The pace of the game is slow, there isn’t a whole lot of depth to be found anywhere in Paradise Lost, and it’s not without its frame rate drops and bugs either. Don’t get me wrong, there are certainly some diamonds to be found in the rough here, but they’re few and far between. What Paradise Lost does deliver on is a minimally interactive experience as more of a walking simulator than an alternate history first-player adventure game. And it does look and sound exactly as you’d expect if you were to find yourself as a 12-year-old boy, trapped in a desolate Nazi bunker. Overall there’s just a lot of potential left untapped and that’s really its biggest problem.
Cozy Grove is an adorable little time-waster, but depending on your play style, the level of commitment this game requires might not work for you. The core gameplay loop is fun for the most part but after playing for a couple of days every task feels the same as the last, making the whole experience fairly repetitive. The game offers a cute and relaxing experience for the right player and for anyone with an interest in life sim games like Animal Crossing or the Sims, I definitely recommend it. However, if you aren’t already a fan of this genre, Cozy Grove likely won’t change your opinion on it.
If you can look past all of the issues plaguing Arkham Horror: Mother’s Embrace, there are certainly worse games to spend a weekend with. Especially if you’re a fan of Lovecraftian horror, but steer clear of it if you’re somebody that asks of your 2021 gaming experiences to at least feel like you’re playing something made in the past fifteen years. Granted, I’ll be curious to see if this receives a sequel, as I do believe this series could become a sleeper hit. Stay tuned.
Even though Clea 2 is very challenging, it is not impossible to beat nor is it scary enough to act as nightmare fuel. A great continuation for those who are looking for more of Clea, the sequel does not have a story that could stand on its own. However, it rightfully belongs in the horror genre with its heavy and tense atmosphere and clever use of sounds in a dark setting. Even though the plot isn’t memorable, Clea 2 is a quiet thrill that can be mastered and replayed over and over again.
I still commend the studio for its bravery and innovation. Before Your Eyes is unique enough to try out if you are interested. It’s just that although the game is backed by many wonderful talents, it lacked that little “umph” to turn it into something truly memorable.
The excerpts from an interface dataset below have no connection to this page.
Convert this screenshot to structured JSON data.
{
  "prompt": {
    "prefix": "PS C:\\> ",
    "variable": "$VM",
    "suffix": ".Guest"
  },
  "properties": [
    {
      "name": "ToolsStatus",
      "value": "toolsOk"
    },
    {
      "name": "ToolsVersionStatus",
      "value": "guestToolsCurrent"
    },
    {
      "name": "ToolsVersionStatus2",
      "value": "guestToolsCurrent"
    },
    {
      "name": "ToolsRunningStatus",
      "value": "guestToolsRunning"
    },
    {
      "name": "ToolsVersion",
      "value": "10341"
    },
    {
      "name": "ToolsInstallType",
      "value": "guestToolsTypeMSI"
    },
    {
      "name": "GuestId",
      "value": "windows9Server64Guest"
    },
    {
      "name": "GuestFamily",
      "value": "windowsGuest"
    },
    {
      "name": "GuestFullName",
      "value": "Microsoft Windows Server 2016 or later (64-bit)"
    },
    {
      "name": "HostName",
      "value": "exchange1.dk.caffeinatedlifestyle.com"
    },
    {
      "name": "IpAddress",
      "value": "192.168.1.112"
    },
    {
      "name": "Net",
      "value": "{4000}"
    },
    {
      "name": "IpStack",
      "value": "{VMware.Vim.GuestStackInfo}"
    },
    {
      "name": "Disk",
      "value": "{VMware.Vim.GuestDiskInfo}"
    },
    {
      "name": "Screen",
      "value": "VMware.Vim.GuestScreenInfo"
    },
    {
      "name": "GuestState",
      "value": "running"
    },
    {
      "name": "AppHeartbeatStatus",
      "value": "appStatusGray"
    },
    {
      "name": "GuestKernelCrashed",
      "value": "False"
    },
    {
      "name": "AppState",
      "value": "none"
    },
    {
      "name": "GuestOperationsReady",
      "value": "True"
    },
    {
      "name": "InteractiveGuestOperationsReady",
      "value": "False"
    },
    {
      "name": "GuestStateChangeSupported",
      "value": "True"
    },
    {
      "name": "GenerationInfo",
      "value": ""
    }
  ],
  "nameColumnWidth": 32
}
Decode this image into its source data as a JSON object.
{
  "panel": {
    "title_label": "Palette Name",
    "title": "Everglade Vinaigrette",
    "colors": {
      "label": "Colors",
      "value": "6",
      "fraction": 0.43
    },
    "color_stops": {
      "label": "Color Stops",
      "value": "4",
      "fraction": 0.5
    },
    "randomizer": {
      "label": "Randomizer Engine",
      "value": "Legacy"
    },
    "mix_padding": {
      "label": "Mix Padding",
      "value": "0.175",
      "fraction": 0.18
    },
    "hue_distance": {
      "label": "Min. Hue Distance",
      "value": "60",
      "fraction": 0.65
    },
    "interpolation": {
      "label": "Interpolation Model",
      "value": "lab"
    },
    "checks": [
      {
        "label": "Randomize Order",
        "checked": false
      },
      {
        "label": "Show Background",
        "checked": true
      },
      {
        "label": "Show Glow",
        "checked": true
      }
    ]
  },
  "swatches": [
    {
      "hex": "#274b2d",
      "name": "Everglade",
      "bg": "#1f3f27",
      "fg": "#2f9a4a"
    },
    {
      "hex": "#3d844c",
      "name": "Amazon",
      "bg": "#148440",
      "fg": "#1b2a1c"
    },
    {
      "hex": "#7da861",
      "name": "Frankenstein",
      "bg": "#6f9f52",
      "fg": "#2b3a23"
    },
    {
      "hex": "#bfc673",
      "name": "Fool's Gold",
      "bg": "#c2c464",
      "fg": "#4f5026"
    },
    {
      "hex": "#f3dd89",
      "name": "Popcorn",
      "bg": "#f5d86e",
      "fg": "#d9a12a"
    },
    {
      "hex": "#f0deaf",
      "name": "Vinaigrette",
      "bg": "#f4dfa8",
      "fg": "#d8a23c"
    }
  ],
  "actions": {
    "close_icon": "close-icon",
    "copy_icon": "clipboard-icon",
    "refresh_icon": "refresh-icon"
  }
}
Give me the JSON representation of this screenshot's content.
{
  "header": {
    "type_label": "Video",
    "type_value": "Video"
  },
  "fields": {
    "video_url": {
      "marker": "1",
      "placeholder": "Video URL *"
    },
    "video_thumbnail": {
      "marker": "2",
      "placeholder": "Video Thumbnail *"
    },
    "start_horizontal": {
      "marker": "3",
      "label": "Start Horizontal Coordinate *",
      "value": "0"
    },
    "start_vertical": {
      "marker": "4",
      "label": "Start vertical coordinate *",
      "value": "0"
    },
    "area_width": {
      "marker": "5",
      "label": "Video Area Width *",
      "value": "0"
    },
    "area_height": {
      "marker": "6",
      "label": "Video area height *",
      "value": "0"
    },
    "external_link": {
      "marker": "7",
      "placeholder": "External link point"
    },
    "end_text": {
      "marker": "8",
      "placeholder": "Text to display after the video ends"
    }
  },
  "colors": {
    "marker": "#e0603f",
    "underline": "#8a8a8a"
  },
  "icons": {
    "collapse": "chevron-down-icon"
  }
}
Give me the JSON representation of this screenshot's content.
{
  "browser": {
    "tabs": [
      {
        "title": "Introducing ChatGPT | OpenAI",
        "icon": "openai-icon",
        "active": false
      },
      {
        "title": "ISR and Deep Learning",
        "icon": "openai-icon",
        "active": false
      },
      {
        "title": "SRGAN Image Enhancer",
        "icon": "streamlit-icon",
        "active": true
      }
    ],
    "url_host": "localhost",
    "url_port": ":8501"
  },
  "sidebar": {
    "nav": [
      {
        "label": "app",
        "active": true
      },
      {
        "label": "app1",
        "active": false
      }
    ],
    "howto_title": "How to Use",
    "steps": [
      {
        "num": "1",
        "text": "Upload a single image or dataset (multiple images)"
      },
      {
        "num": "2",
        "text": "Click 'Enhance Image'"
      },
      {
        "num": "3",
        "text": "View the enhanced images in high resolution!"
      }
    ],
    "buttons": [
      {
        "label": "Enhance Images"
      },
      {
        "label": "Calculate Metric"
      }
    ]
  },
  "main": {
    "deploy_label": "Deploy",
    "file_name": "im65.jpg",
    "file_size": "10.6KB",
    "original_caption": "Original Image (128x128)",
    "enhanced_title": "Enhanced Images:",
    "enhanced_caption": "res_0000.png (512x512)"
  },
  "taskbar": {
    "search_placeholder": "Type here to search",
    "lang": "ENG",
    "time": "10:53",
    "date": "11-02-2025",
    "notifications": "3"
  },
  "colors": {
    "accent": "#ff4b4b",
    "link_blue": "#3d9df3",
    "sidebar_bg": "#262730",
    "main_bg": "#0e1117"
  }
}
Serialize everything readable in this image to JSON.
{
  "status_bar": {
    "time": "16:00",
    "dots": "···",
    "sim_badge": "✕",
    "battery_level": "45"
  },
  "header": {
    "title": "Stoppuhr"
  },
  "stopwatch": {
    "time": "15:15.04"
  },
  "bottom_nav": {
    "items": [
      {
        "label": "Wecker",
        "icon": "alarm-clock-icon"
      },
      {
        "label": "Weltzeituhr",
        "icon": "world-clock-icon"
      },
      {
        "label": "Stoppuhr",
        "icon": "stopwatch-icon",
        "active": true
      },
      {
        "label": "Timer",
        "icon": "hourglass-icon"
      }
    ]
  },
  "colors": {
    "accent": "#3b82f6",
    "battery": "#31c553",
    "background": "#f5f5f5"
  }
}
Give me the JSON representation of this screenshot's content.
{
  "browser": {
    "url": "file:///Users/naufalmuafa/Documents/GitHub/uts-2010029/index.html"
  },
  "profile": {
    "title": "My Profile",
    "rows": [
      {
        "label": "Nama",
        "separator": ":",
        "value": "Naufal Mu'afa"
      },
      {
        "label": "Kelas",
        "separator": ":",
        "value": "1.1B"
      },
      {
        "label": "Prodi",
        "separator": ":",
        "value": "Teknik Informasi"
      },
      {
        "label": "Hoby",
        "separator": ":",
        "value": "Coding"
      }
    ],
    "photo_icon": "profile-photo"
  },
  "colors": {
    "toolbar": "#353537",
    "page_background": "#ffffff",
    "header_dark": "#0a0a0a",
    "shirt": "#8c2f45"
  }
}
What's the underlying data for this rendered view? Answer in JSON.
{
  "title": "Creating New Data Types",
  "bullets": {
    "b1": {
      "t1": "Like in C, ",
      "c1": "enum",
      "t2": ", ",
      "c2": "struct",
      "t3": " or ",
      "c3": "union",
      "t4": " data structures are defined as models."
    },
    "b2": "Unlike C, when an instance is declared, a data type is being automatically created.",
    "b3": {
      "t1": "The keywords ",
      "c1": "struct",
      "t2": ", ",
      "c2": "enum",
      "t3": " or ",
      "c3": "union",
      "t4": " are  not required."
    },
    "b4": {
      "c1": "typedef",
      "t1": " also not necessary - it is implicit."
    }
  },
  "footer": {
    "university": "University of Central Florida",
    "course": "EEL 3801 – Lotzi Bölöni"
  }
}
What we have here are two stories told with mixed results. The grim, gorgeous sci-fi saga fell flat for me. I couldn’t get invested in this last leg of the human race turning to tribalism and violence in the face of adversity. I’m pretty bored with ‘special soldier saves the day’ stories. But the loot cycle was a different matter. This tale of frustration, anticipation, determination, and joy was immediately compelling. I dug into the mechanical guts early and easily. The combat is varied, breathless, and brutal. The character progression is a decent mix of stats and skills, there’s a ton of customization to mess around with, and the difficulty scaling is perfectly fluid. I can tolerate a lot of nonsense in exchange for a good gameplay loop. But if you’re hoping for a package as good as the prize, you might be disappointed. So long as you’re prepared to dig a little for that glittering pearl, there’s a ton of fun to be had with Outriders.
It Takes Two is a dazzling adventure filled with more mechanics than you can shake a stick at. Working together throughout the mesmerizing set of levels is compelling and full of hearty chuckles, but sadly the story falls short of that bar with inconsistent tone and a lack of perceptible character growth along the way. It’s still well worth your time and energy, just don’t expect to be as emotionally invested in the journey as you might have been with Hazelight’s past work.
Monster Hunter Rise is everything I had hoped it would be, and more. It’s welcoming to beginners while still retaining that deep core experience that longtime players know and love. It’s challenging, but never in ways that feel unfair or cruel. And the attention to the details that are meant to keep one smiling is something you don’t see too often. Every inch of Rise plays like it’s the culmination of the series’ best ideas. Subsequently, I’m enormously excited to continue my journey in discovering what else Capcom has crammed into the game. I’m 20 hours in, and I feel like I’ve barely scratched the surface. So, excuse me, my next hunt awaits.
Overall, the visual upgrade to 4K and the power of the PS5 take this already great game and add an extra level of immersion to it. Everything that is great in the PS4 version of the game is here, just better and faster. With the haptic feedback only possible with the DualSense, you’ll feel not only more in touch with it, but also more control in the game. Short of an entire remake to take full advantage of the new consoles this is the premium way to play Tony Hawk 1 + 2. While the overall differences between the PS4 and PS5 may be subtle, once you play the PS5 version you won’t want to go back to the other one. So yeah, the $10 is worth it. The original review gave the game a 95 rating. That rating holds for the PS5 version too. That said, I would have gone higher if more graphical enhancements like ray tracing had been added.